When I played soccer growing up, I eventually settled into life as a defender. But the more time I spent defending, the less comfortable I got on the attack. Sometimes discomfort grew into downright panic. Once, implausibly, I found myself one on one with the opposing goalkeeper, and despite being perfectly capable in that sort of situation during training, my brain started shrieking things like “How do I work this?” and “Where is that large automobile” and then I stepped on my own foot and fell down in a thoroughly shamed heap.
I think that this sort of perplexed seizing-up is the only thing that can even begin to explain what’s going on with Illinois punter Blake Hayes on this play:
First of all, well done to Nebraska for universally biting on this. The lemming-like* charge down the field without a punt actually taking place is actually the opposing side of the coin from of what I described earlier: you see a play and execute on it enough times and your body will do exactly what it’s meant to without any input from reality. Almost to a man, Nebraska’s coverage team found themselves tossed backwards by sheer mental inertia. It’s awesome.
*Lemmings don’t actually do this, as far as I know, but I like my shorthands.
Second, lmao. Blake Hayes, what on earth are you doing? Like a certain idiot sportswriter bearing down on goal, he had no plan and no way to even make a decision. Should he go left? Should he go right? For several seconds, and with 30 yards of empty space ahead of him, he tries to do both, which works about as well as you’d expect.
Then, horror! For he is about to be tackled by a ghost!
Standing on the 33, with six yards to go for a first down and no Huskers within the same zip code, Hayes breaks left. When you first see the video, it almost looks like he’s suffering from some sort of glitch, as though we’re living in a simulated world and they sort of half-assed building the Nebraska-Illinois game in November 2020 (which would be fair enough).
But the more you watch, the clearer it gets. You can see what’s happening: Hayes looks up, locks eyes with Levi Falck, who is almost 20 yards away, and decides to shake him off with perhaps the most ill-timed juke in the history of college football. It doesn’t matter, of course. Falck and his teammates can’t get anywhere near Hayes whatever he does, and he lands the first down easily.
Part of the confusion might have come from the fact that this wasn’t called as a fake punt at all.
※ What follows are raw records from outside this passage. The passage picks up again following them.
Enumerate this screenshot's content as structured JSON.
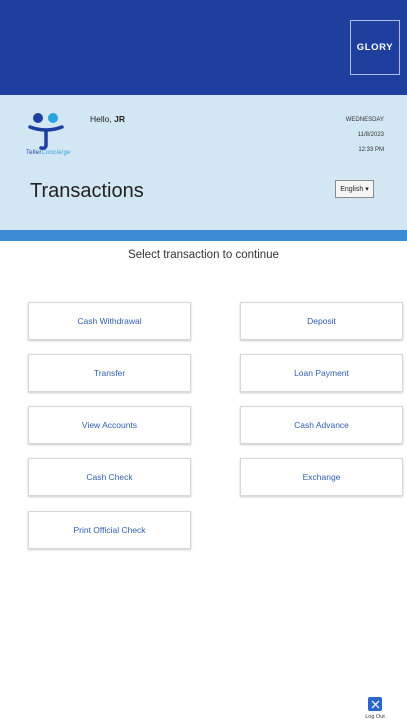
{
  "brand": {
    "name": "GLORY"
  },
  "header": {
    "logo_text_primary": "Teller",
    "logo_text_accent": "Concierge",
    "greeting_prefix": "Hello, ",
    "user_name": "JR",
    "day": "WEDNESDAY",
    "date": "11/8/2023",
    "time": "12:33 PM",
    "title": "Transactions",
    "language": "English",
    "language_caret": "▾"
  },
  "main": {
    "subtitle": "Select transaction to continue",
    "buttons": [
      {
        "label": "Cash Withdrawal"
      },
      {
        "label": "Deposit"
      },
      {
        "label": "Transfer"
      },
      {
        "label": "Loan Payment"
      },
      {
        "label": "View Accounts"
      },
      {
        "label": "Cash Advance"
      },
      {
        "label": "Cash Check"
      },
      {
        "label": "Exchange"
      },
      {
        "label": "Print Official Check"
      }
    ]
  },
  "footer": {
    "logout_label": "Log Out"
  },
  "colors": {
    "header_blue": "#1e3f9d",
    "info_panel": "#d3e6f4",
    "stripe": "#3a8bd1",
    "button_text": "#2f5faf",
    "logout": "#2b66cc"
  },
  "icons": {
    "logo": "teller-concierge-logo-icon",
    "logout": "close-icon"
  }
}
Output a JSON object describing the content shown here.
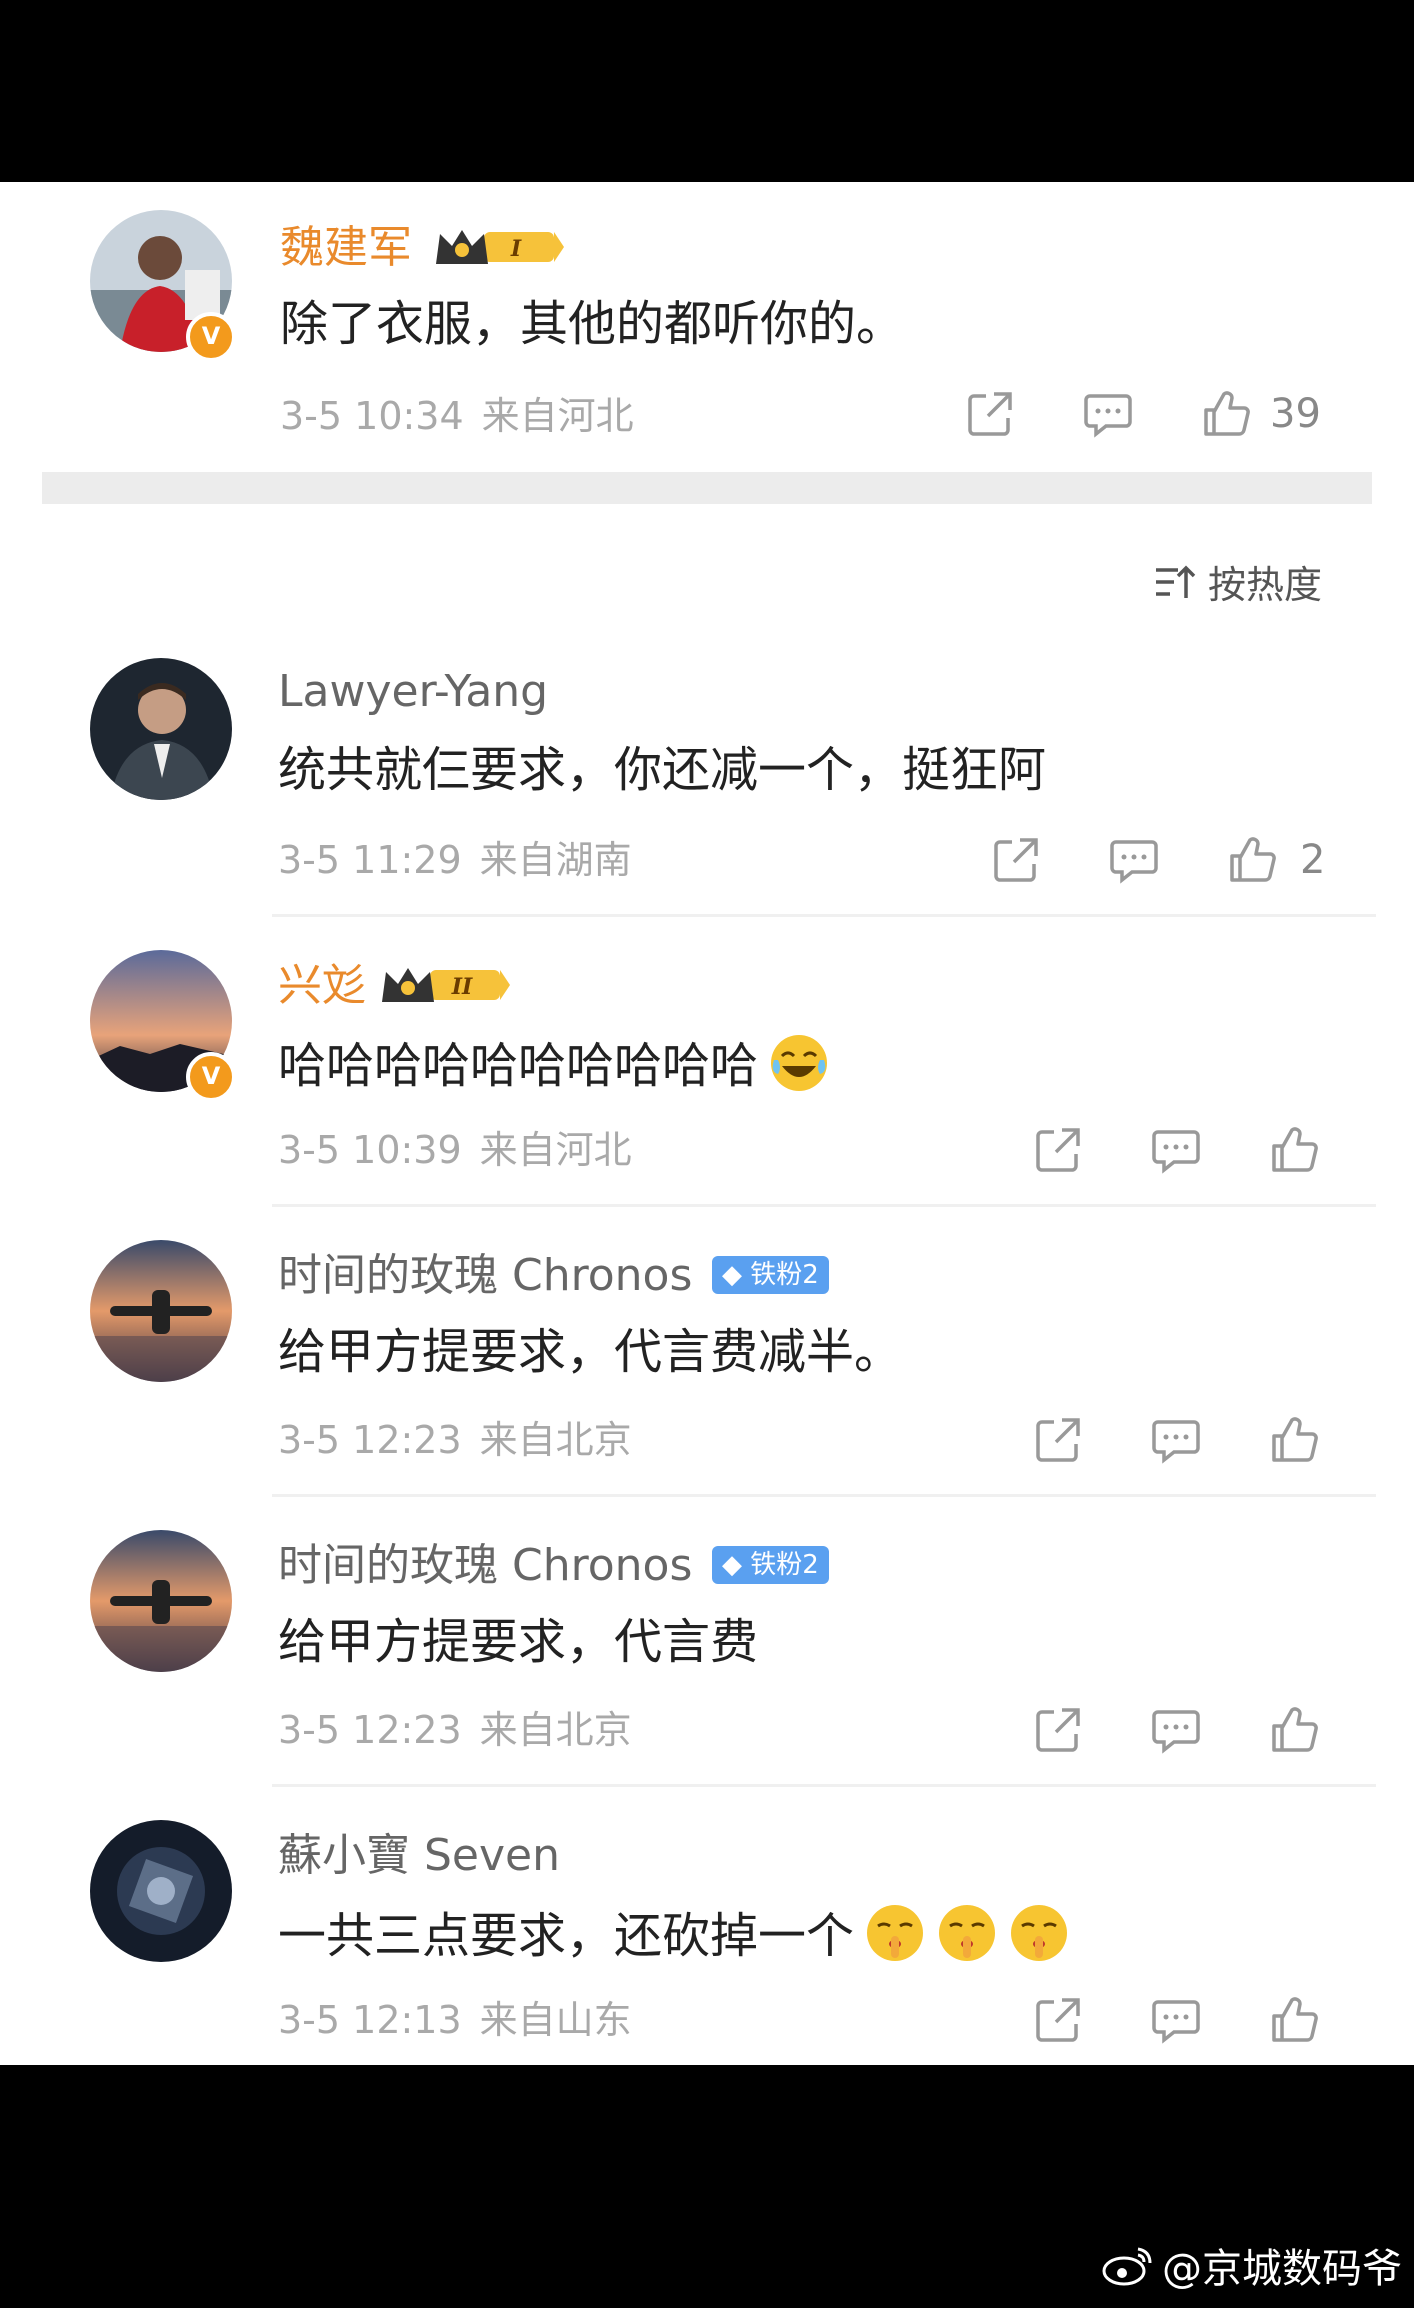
{
  "post": {
    "author": "魏建军",
    "crown_level": "I",
    "text": "除了衣服，其他的都听你的。",
    "date": "3-5 10:34",
    "location": "来自河北",
    "likes": "39"
  },
  "sort_label": "按热度",
  "comments": [
    {
      "name": "Lawyer-Yang",
      "text": "统共就仨要求，你还减一个，挺狂阿",
      "date": "3-5 11:29",
      "location": "来自湖南",
      "likes": "2"
    },
    {
      "name": "兴彣",
      "crown_level": "II",
      "text": "哈哈哈哈哈哈哈哈哈哈",
      "emoji": "laughing-tears",
      "date": "3-5 10:39",
      "location": "来自河北"
    },
    {
      "name": "时间的玫瑰 Chronos",
      "badge": "铁粉2",
      "text": "给甲方提要求，代言费减半。",
      "date": "3-5 12:23",
      "location": "来自北京"
    },
    {
      "name": "时间的玫瑰 Chronos",
      "badge": "铁粉2",
      "text": "给甲方提要求，代言费",
      "date": "3-5 12:23",
      "location": "来自北京"
    },
    {
      "name": "蘇小寶 Seven",
      "text": "一共三点要求，还砍掉一个",
      "emoji": "shush-face x3",
      "date": "3-5 12:13",
      "location": "来自山东"
    }
  ],
  "watermark": "@京城数码爷",
  "colors": {
    "vip_name": "#e98a2c",
    "verified": "#f39a1c",
    "fan_badge": "#5aa0f0"
  }
}
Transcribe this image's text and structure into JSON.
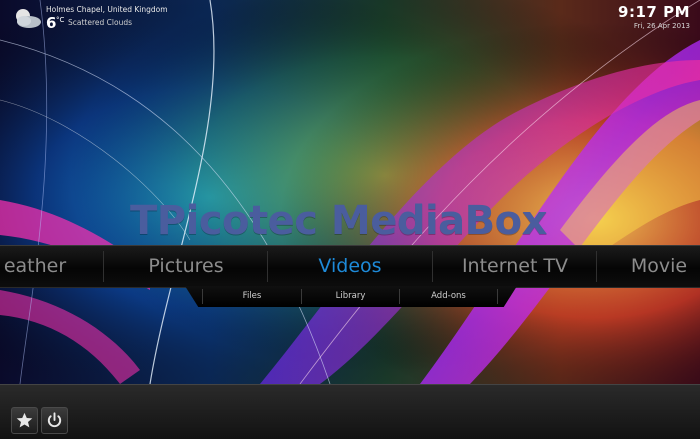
{
  "weather": {
    "location": "Holmes Chapel, United Kingdom",
    "temperature": "6",
    "unit": "°C",
    "condition": "Scattered Clouds",
    "icon": "partly-cloudy-icon"
  },
  "clock": {
    "time": "9:17 PM",
    "date": "Fri, 26 Apr 2013"
  },
  "logo": "TPicotec MediaBox",
  "main_menu": {
    "items": [
      {
        "label": "eather"
      },
      {
        "label": "Pictures"
      },
      {
        "label": "Videos",
        "active": true
      },
      {
        "label": "Internet TV"
      },
      {
        "label": "Movie"
      }
    ],
    "active_color": "#1e8ad8"
  },
  "sub_menu": {
    "items": [
      {
        "label": "Files"
      },
      {
        "label": "Library"
      },
      {
        "label": "Add-ons"
      }
    ]
  },
  "bottom_bar": {
    "buttons": [
      {
        "name": "favourites",
        "icon": "star-icon"
      },
      {
        "name": "power",
        "icon": "power-icon"
      }
    ]
  }
}
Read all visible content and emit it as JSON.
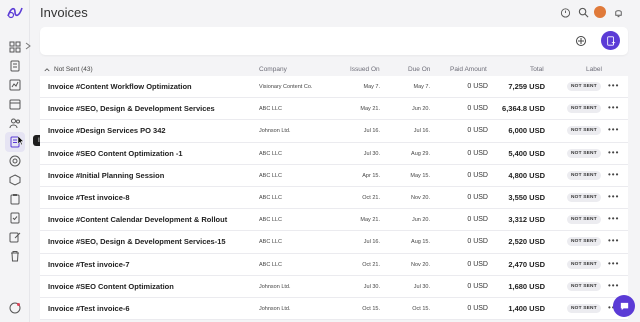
{
  "header": {
    "title": "Invoices"
  },
  "sidebar": {
    "tooltip": "Invoices"
  },
  "table": {
    "group_label": "Not Sent (43)",
    "columns": {
      "company": "Company",
      "issued_on": "Issued On",
      "due_on": "Due On",
      "paid_amount": "Paid Amount",
      "total": "Total",
      "label": "Label"
    },
    "rows": [
      {
        "name": "Invoice #Content Workflow Optimization",
        "company": "Visionary Content Co.",
        "issued": "May 7.",
        "due": "May 7.",
        "paid": "0 USD",
        "total": "7,259 USD",
        "label": "NOT SENT"
      },
      {
        "name": "Invoice #SEO, Design & Development Services",
        "company": "ABC LLC",
        "issued": "May 21.",
        "due": "Jun 20.",
        "paid": "0 USD",
        "total": "6,364.8 USD",
        "label": "NOT SENT"
      },
      {
        "name": "Invoice #Design Services PO 342",
        "company": "Johnson Ltd.",
        "issued": "Jul 16.",
        "due": "Jul 16.",
        "paid": "0 USD",
        "total": "6,000 USD",
        "label": "NOT SENT"
      },
      {
        "name": "Invoice #SEO Content Optimization -1",
        "company": "ABC LLC",
        "issued": "Jul 30.",
        "due": "Aug 29.",
        "paid": "0 USD",
        "total": "5,400 USD",
        "label": "NOT SENT"
      },
      {
        "name": "Invoice #Initial Planning Session",
        "company": "ABC LLC",
        "issued": "Apr 15.",
        "due": "May 15.",
        "paid": "0 USD",
        "total": "4,800 USD",
        "label": "NOT SENT"
      },
      {
        "name": "Invoice #Test invoice-8",
        "company": "ABC LLC",
        "issued": "Oct 21.",
        "due": "Nov 20.",
        "paid": "0 USD",
        "total": "3,550 USD",
        "label": "NOT SENT"
      },
      {
        "name": "Invoice #Content Calendar Development & Rollout",
        "company": "ABC LLC",
        "issued": "May 21.",
        "due": "Jun 20.",
        "paid": "0 USD",
        "total": "3,312 USD",
        "label": "NOT SENT"
      },
      {
        "name": "Invoice #SEO, Design & Development Services-15",
        "company": "ABC LLC",
        "issued": "Jul 16.",
        "due": "Aug 15.",
        "paid": "0 USD",
        "total": "2,520 USD",
        "label": "NOT SENT"
      },
      {
        "name": "Invoice #Test invoice-7",
        "company": "ABC LLC",
        "issued": "Oct 21.",
        "due": "Nov 20.",
        "paid": "0 USD",
        "total": "2,470 USD",
        "label": "NOT SENT"
      },
      {
        "name": "Invoice #SEO Content Optimization",
        "company": "Johnson Ltd.",
        "issued": "Jul 30.",
        "due": "Jul 30.",
        "paid": "0 USD",
        "total": "1,680 USD",
        "label": "NOT SENT"
      },
      {
        "name": "Invoice #Test invoice-6",
        "company": "Johnson Ltd.",
        "issued": "Oct 15.",
        "due": "Oct 15.",
        "paid": "0 USD",
        "total": "1,400 USD",
        "label": "NOT SENT"
      }
    ]
  },
  "colors": {
    "accent": "#5b3bd6",
    "avatar": "#e07a3a",
    "badge_bg": "#ececf0"
  },
  "icons": [
    "logo-icon",
    "grid-icon",
    "document-icon",
    "chart-icon",
    "calendar-icon",
    "users-icon",
    "invoice-icon",
    "target-icon",
    "box-icon",
    "clipboard-icon",
    "checklist-icon",
    "edit-icon",
    "trash-icon",
    "help-icon",
    "timer-icon",
    "search-icon",
    "bell-icon",
    "filter-icon",
    "add-invoice-icon",
    "chat-icon"
  ]
}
Hayes simply saw every Nebraska player bar Phalen Sanford running away, and went for it on his own:
I didn’t actually get the green light, so I might be in trouble on that. I’m just thankful I got the first down because if I didn’t, it might be a different story … My first thought was to hold onto it, like I did last week and try to get the coverage downfield. I don’t know, it;’s a bit of a blur, to be honest. I started running one way and then ran to the left. I actually thought about punting it. That’s kind of why I took that juke step [ed: the first one, where he jukes right] with no one around me. Then I kind of realized I was past the line of scrimmage. I just tried to find the down marker and head for the sidelines.
Fake punts are always cool, but I think the fact that Hayes clearly has no idea what he’s doing makes this one especially great. Despite agitating for a chance at a fake punt — perhaps because he agitated for a chance at a fake — he seems completely unprepared for what might become of him when one actually seems to be working. And so he scampers about almost at random, a frightened squirrel holding a precious, precious acorn, hoping not to get eaten by wolves.